The name Sacsaywaman or Sacsayhuamán is derived from two Quechua words: “Sacsay,” which means satiate and “wamán," which means hawk; together they mean “eat your fill, hawk.” This puzzling meaning is a reference to the fact that the birds were divine protectors of the Incas and the military battalions.
It is located 1.25 miles from Cusco's square at an altitude of 12,140 feet above sea level, surrounded by the mountains Ausangate, Pachatusán and Sencca. It covers an area of twelve square miles, which hold incredible archaeological and architectural sites, including: Kolcampata, Qenqo Grande and Qenqo Chico, Laqo, Kusilluchayoq, Lanlakuyuq, Llaullipata, Chacan, Pukapukara and Tambomachay.
It is believed that around 20,000 men worked to cut and transport gigantic stones from Huaqoto and Rumiqolqa and build this ceremonial Inca fortress.
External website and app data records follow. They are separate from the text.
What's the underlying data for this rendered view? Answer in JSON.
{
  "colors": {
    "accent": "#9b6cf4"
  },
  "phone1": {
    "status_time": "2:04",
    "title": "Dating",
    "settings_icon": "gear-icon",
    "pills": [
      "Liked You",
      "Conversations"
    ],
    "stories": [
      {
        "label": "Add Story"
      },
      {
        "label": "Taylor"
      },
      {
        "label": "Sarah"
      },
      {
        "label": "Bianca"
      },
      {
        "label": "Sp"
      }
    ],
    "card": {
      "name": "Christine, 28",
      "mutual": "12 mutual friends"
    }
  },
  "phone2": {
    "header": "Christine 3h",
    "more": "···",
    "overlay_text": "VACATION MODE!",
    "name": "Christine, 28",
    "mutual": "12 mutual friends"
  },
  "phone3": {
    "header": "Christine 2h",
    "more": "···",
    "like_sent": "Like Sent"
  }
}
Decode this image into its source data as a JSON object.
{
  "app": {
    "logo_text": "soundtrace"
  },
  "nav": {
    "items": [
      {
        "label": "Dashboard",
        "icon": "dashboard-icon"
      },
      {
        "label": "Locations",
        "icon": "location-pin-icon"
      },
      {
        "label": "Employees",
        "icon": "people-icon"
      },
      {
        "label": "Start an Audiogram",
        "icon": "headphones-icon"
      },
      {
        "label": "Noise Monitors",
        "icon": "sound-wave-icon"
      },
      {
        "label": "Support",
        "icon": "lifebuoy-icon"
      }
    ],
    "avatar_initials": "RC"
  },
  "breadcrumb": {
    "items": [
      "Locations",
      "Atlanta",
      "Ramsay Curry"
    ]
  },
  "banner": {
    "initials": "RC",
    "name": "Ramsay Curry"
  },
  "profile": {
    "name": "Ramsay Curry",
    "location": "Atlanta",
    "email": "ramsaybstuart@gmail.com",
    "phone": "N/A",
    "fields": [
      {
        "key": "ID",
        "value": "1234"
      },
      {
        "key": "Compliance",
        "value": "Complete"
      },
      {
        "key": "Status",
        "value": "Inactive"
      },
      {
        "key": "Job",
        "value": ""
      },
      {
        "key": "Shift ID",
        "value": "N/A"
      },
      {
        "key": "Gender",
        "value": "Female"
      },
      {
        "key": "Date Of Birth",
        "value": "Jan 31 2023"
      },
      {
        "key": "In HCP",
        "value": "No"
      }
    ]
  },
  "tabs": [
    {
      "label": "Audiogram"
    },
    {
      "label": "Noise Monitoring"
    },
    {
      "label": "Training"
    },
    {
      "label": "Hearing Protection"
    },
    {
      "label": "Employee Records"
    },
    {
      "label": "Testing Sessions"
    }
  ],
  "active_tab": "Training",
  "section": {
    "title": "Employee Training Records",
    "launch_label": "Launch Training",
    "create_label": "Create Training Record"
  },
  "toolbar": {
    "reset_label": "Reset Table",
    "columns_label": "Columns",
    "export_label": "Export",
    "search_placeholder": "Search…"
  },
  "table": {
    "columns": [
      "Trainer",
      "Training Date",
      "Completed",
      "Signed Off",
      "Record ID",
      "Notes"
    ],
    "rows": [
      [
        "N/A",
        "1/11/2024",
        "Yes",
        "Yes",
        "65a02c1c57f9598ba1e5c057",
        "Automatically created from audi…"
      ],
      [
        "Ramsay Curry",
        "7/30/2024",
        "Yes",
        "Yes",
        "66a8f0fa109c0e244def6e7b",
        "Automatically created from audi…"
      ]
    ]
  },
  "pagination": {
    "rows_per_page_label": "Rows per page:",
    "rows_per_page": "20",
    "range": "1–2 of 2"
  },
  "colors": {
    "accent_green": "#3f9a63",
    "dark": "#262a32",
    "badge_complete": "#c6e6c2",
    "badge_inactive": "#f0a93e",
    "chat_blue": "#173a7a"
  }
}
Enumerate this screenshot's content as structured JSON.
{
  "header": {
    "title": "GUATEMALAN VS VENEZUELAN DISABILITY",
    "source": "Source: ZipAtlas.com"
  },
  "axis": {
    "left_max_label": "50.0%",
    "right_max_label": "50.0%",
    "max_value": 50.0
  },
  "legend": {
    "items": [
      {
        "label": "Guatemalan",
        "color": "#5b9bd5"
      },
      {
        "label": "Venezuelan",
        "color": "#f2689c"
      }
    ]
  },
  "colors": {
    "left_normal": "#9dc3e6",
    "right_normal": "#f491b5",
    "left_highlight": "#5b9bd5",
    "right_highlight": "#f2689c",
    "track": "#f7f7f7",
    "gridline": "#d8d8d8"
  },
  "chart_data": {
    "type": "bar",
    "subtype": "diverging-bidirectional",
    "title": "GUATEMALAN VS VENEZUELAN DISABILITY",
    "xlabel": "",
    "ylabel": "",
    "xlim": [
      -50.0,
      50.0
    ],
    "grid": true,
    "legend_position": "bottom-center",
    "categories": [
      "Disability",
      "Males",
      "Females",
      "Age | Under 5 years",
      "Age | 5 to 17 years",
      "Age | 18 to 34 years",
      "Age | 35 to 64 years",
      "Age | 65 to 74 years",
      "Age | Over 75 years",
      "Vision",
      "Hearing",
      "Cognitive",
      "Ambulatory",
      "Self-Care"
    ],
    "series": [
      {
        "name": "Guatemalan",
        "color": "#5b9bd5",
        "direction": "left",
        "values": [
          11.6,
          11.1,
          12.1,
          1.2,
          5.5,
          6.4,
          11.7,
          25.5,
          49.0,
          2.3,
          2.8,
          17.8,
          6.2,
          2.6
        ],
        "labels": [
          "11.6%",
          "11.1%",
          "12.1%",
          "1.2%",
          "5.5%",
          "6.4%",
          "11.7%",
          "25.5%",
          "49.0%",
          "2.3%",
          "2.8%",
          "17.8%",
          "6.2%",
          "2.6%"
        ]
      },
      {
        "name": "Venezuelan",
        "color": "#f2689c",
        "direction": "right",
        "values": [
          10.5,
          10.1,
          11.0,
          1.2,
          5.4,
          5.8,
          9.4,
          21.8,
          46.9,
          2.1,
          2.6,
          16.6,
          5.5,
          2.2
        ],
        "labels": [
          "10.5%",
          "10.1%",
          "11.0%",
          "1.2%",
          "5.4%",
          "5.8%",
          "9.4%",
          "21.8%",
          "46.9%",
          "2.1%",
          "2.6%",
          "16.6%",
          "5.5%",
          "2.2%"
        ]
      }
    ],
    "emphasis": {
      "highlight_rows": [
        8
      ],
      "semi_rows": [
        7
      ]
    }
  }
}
Sacsayhuamán is an architectural work with megalithic walls made of stones than can weigh from 99 to 138 tons. The stones are different sizes and some have more than one hundred angles, each fitted and joined to the other with no mortar of any kind.